Continuity Inc’s headquarters had been based within the lava tunnels of the Kerguelen Plateau, a micro-continent submerged beneath the Indian Ocean. However, funding sources had slashed their budget and the entire operation had been moved to a renovated theatre in London’s West End.

Two agents of Continuity Inc are Kyler Knightly and his uncle, Damon Cole.  In ‘Carnosaur Weekend’ they’re investigating some real estate developers who had somehow obtained a Zygma projector and were offering ultra-modern homes in prehistoric earth; ‘no breathing apparatus required, golf, swimming, and tennis amenities, against a breath-taking backdrop of megaflora and fauna’ – that includes dinosaurs!

This story could have been called ‘Carnosaur Carnage’ because there’s plenty of blood and gore to satisfy the most blood-thirsty palate.  There’s also humour and satire thrown in for good measure. It goes beyond Ray Bradbury’s ‘A Sound of Thunder’.

In this future, people seem attracted by others’ wealth – 2.2 billion SMU (Standard Monetary Units). Physical attraction has relevance, too, though those who can afford it can buy their muscles and good looks. ‘… somewhere beneath that dress, Kyler felt certain, there were scars from multiple organ transplants, and injection sites for anagathics.’

Kyler is also a Dreamer, someone gifted or cursed with dreaming of events that might happen. It can be useful – or frustrating. When things go pear-shaped, he couldn’t have thought in his wildest dreams what would happen…

In ‘The Zygma Gambit’ Kyler dreams that his uncle is at risk of sabotage on his next time jaunt.  As Damon disagrees, Kyler takes matters into his own hands and becomes his uncle’s substitute and projects to the fourth moon of Caliban, 2750 AD. This jaunt is essential to the continuity of the Zygma project. But there’s a conspiracy and it threatens not only Kyler, his uncle, but the entire project. A slick twist ending.

The third story is a bonus, a non-Zygma tale, ‘The Worms of Terpsichore’, the kind of horror sci-fi that inspired countless B-movies. The space ship crew of Astarte is investigating the loss of the Sallust on the blue planet Terpsichore Five.
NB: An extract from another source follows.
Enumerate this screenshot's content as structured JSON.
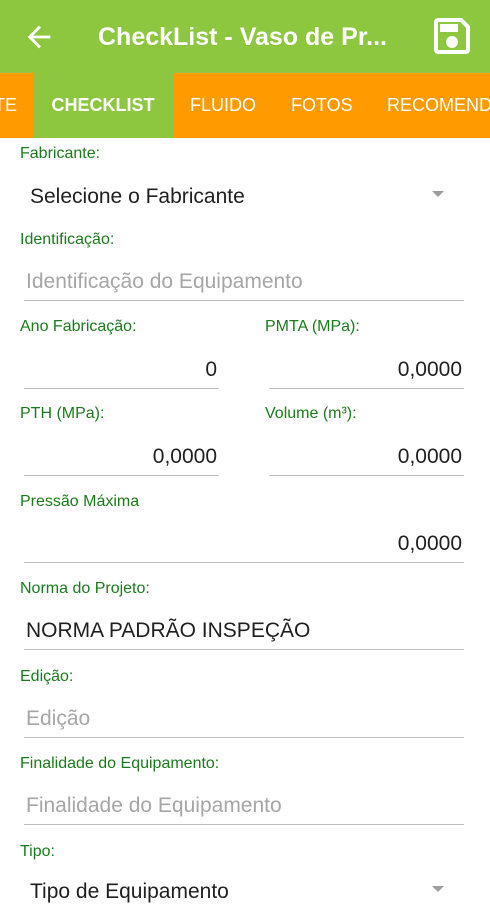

What they encounter is gruesome and insidious, and the worms of the title are truly nasty pieces of work.

Overall, an imaginative, inventive, amusing and fast-paced volume.

I’ve posted a shorter version of this review on Amazon.

7 comments:

David Cranmer said...

Thank you, Nik, for your thoughtful review. Garnett remains one of the finest writers I've ever had the pleasure to work with—kinda like another author I know that lives in Spain.

Garnett Elliott said...

Good review, Nik. I think you nailed all the elements right there. Thanks for giving Carnosaur a read.

Nik Morton said...

Aw, shucks... I've started APOCALYPSE SOON too! :)

Nik Morton said...

Many thanks, Garnett. A pleasure. An entertaining read.

Charles Gramlich said...

I enjoyed it.

oscar case said...

You lost me with Zygma projector.

Nik Morton said...

Thanks for the feedback, Charles. Lost in time, Oscar, I guess? :)